“The annual conference are the people who have worked most closely with you, who have seen you in all kinds of different situations — seen your successes, understand the struggles you’ve had in leadership, and know you the best,” Lippoldt said.
The Great Plains Conference did not endorse a candidate in 2016, and in both 2008 and 2012, the Kansas West Conference endorsed the Rev. Cheryl Jefferson Bell, who was not elected.
Candidates for the episcopacy will be voted upon at the South Central Jurisdictional Conference, July 15-18 at Woodland, Texas. Three current bishops — Earl Bledsoe of Northwest Texas and New Mexico, Michael Lowry of Central Texas and Michael McKee of North Texas — are scheduled to retire, leaving a potential trio of openings for episcopal leaders. The final number could change depending on actions of the General Conference in July.
Williamston said a group of clergy talked with her in 2015 and encouraged her to consider becoming a candidate.
“I almost fell out of my shoes then,” she said with a laugh. “It was not something I had thought about, honestly.”
By late 2017 and early 2018, Williamston said she grew in confidence that she would be the right person for the episcopacy.
“There’s been signs,” she said. “My mom and dad have encouraged me to keep going, because … they believed in what the church and the conference had allowed me to do and invested in me, that something was going on and that I needed to listen.”
Her father died in 2018, and her mother lives in Topeka.

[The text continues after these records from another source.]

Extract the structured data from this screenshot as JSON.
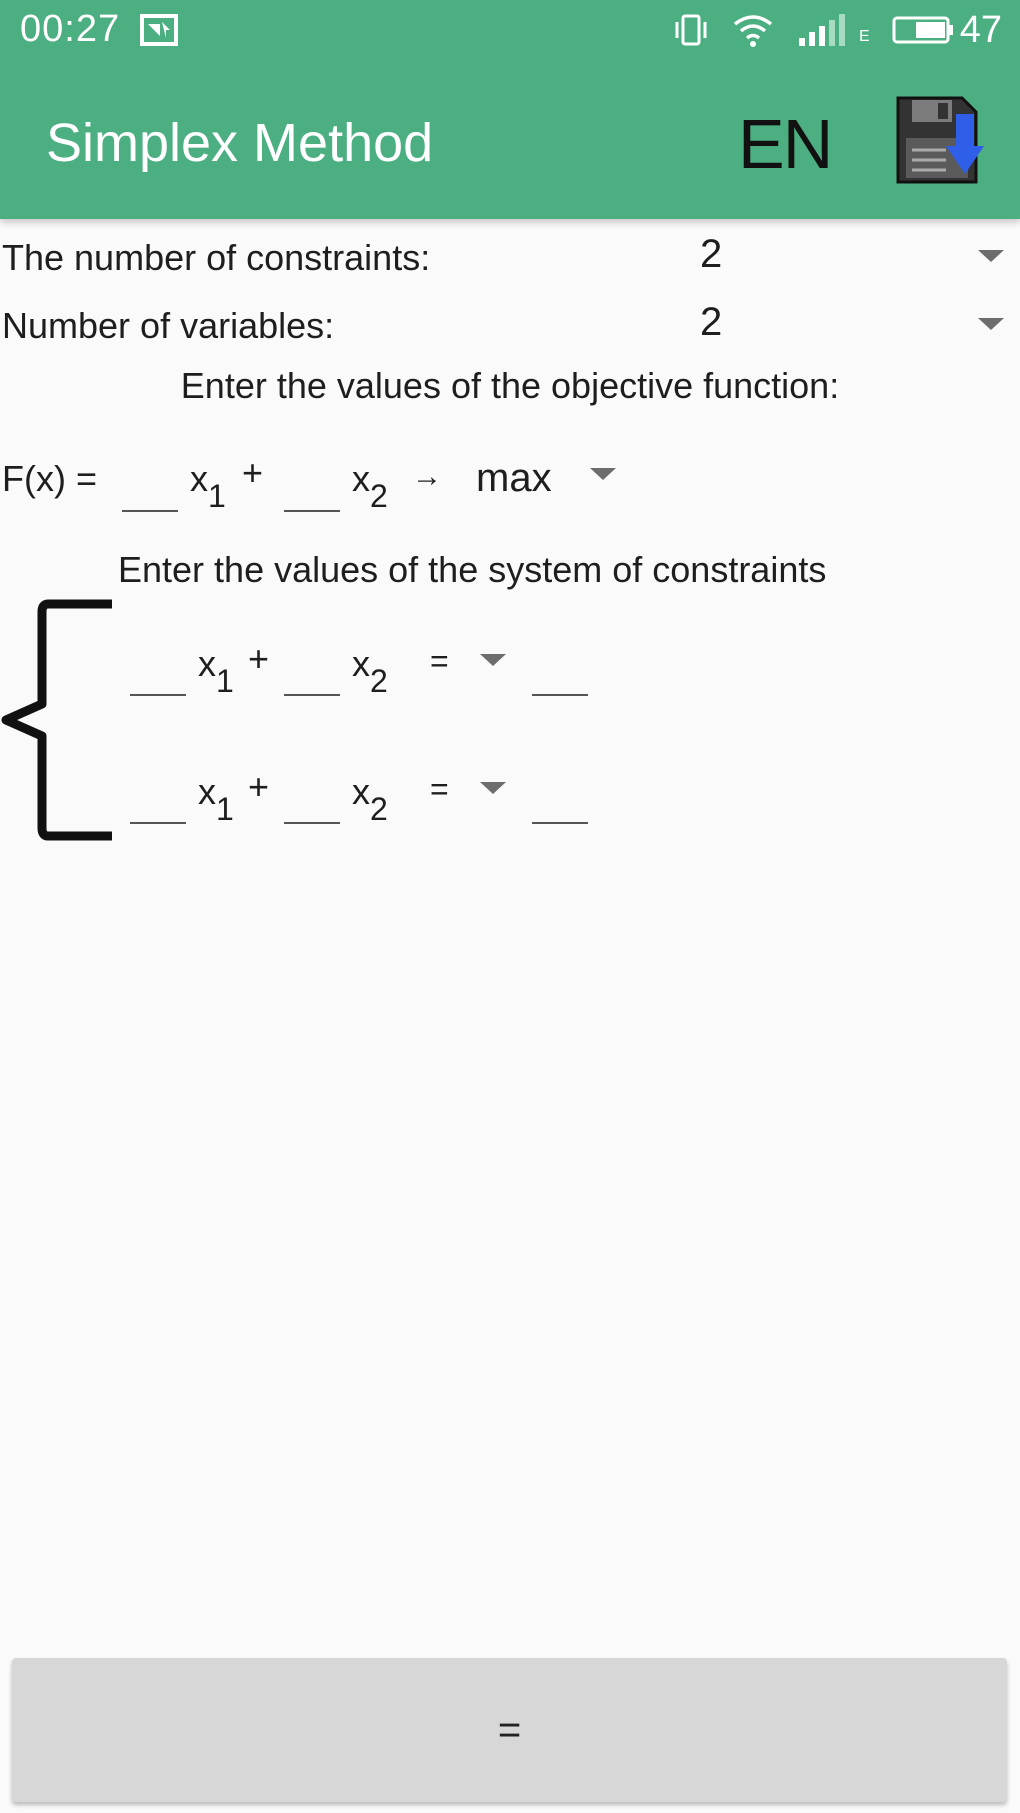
{
  "status_bar": {
    "time": "00:27",
    "network_label": "E",
    "battery": "47"
  },
  "app_bar": {
    "title": "Simplex Method",
    "language": "EN",
    "save_icon": "floppy-save-icon",
    "background_color": "#4caf82"
  },
  "settings": {
    "constraints_label": "The number of constraints:",
    "constraints_value": "2",
    "variables_label": "Number of variables:",
    "variables_value": "2"
  },
  "objective": {
    "prompt": "Enter the values of the objective function:",
    "prefix": "F(x) =",
    "var1": "x",
    "var1_sub": "1",
    "plus": "+",
    "var2": "x",
    "var2_sub": "2",
    "arrow": "→",
    "direction": "max"
  },
  "constraints": {
    "prompt": "Enter the values of the system of constraints",
    "rows": [
      {
        "var1": "x",
        "var1_sub": "1",
        "plus": "+",
        "var2": "x",
        "var2_sub": "2",
        "sign": "="
      },
      {
        "var1": "x",
        "var1_sub": "1",
        "plus": "+",
        "var2": "x",
        "var2_sub": "2",
        "sign": "="
      }
    ]
  },
  "actions": {
    "calculate_label": "="
  }
}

Williamston is remembered fondly by those in her home church, Asbury Mount Olive, Topeka’s only African-American United Methodist Church.
“I knew her when she was in the youth choir, and she just wanted to do more,” said Oliver Green, a longtime Asbury Mount Olive member and a lay delegate to the General Conference since 2004, as well as for 2020.
“I think she has a love of Christ, a love of the church,” he continued. “She’s had a transformed life; she’s been through some stuff. I think she can help the church move forward, plain and simply.”
Green’s wife, Johne, worked with Williamston when she returned with a preteen son to the church and helped with its new drama program.
“She spent quite a bit of time developing that,” Johne Green said.
“In my mind, she lives a transformed life, a life of gratitude,” she continued. “The conversations we had over the years … she had that love of the Lord, and you know when the Lord has brought you through something — I call it putting your feet on higher ground, when you live a whole different life than you ever could have imagined.”
Williamston, who was elected as a clergy delegate to the 2020 General Conference in Minneapolis earlier this year, has a son and seven grandchildren who live in Colorado. She said her gifts and graces include bringing cultural diversity and cultural insight to the conversation.
Self-described as compassionate, tenacious and adaptable, Williamston said she has long been a champion for the small church.
“I believe I bring a passion for the church and for the good news of Jesus Christ in making disciples to transform the world,” she said. “I am a person that is driven to see that local churches, especially in small places, know that they matter. ... I want them to know they’re part of the bigger picture.”
Williamston said she felt gratified by the vote of her fellow delegates.
“I’m surprised in some regards, but humbled and blessed by the Great Plains delegation and their confidence and belief in my abilities and gifts and graces,” Williamston said.